Work task: Could you report every line from the entries that includes the word "Dropdown"?

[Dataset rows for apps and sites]

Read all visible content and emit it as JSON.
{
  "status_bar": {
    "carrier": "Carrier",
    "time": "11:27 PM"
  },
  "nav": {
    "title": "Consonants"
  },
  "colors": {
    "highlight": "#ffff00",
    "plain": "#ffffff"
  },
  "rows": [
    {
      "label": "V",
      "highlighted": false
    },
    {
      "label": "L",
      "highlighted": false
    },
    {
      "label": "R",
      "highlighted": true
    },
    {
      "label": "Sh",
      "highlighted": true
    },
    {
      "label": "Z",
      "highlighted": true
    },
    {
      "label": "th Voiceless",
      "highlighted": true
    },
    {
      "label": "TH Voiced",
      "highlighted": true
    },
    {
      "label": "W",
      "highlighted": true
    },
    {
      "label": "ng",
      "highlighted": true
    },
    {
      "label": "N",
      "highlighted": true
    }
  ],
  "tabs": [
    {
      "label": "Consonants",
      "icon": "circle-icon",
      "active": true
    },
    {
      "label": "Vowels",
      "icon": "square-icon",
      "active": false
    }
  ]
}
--
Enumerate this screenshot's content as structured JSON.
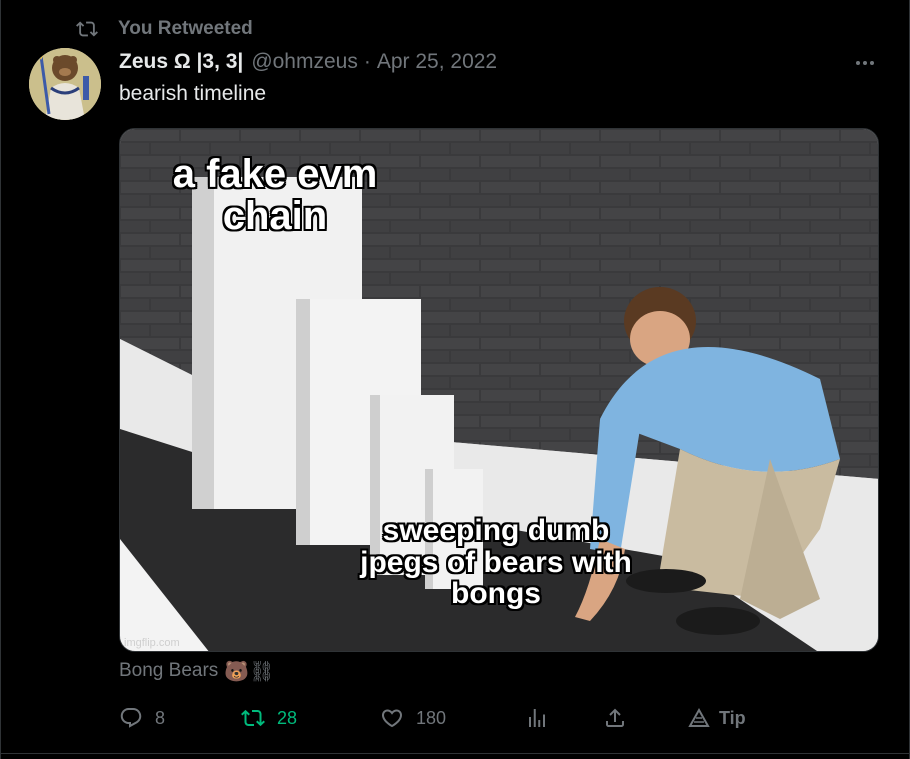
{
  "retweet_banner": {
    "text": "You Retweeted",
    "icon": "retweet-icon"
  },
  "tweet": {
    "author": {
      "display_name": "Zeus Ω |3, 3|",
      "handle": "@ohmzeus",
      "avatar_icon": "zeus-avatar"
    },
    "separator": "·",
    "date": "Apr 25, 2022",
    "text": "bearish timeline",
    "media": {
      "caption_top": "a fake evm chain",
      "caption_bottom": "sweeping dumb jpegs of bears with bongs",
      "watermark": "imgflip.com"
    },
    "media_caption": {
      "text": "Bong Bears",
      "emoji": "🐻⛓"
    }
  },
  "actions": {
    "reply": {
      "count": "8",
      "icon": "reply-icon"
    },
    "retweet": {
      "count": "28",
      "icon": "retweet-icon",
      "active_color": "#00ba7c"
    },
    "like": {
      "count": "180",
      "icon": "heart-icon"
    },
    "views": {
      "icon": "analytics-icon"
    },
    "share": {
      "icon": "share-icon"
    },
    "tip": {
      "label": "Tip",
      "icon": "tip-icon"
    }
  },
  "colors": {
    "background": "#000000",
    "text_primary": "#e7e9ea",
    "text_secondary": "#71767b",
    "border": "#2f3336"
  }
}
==
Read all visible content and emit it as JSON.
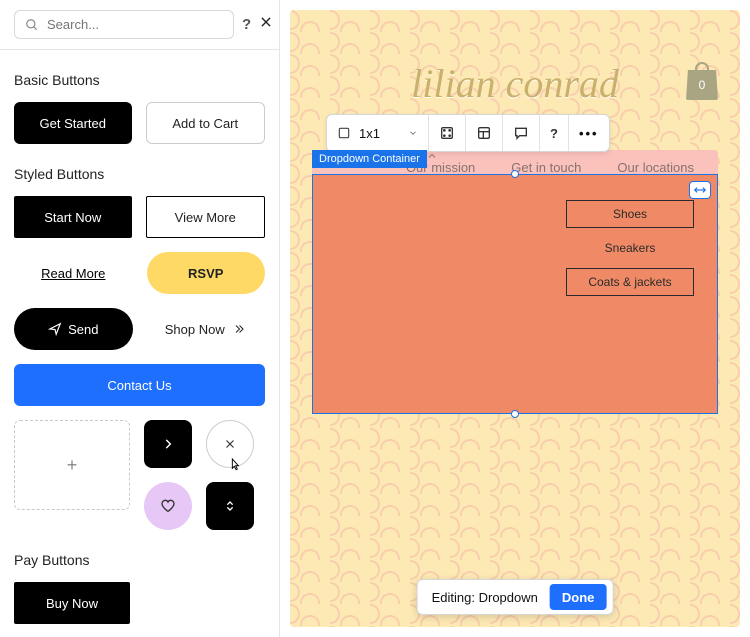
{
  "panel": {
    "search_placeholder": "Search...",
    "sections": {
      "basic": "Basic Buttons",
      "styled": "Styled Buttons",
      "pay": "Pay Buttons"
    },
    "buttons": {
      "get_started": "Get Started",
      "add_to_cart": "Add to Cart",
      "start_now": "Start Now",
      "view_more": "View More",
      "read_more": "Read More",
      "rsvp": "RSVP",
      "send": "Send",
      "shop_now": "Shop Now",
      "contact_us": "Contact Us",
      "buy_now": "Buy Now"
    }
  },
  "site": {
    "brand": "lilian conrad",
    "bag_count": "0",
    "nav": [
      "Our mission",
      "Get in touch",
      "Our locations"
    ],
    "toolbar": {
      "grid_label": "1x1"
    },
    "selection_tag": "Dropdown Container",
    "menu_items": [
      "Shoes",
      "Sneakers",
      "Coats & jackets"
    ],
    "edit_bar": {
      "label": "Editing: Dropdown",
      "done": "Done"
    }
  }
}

Task output:
    "selection_tag": "Dropdown Container",
      "label": "Editing: Dropdown",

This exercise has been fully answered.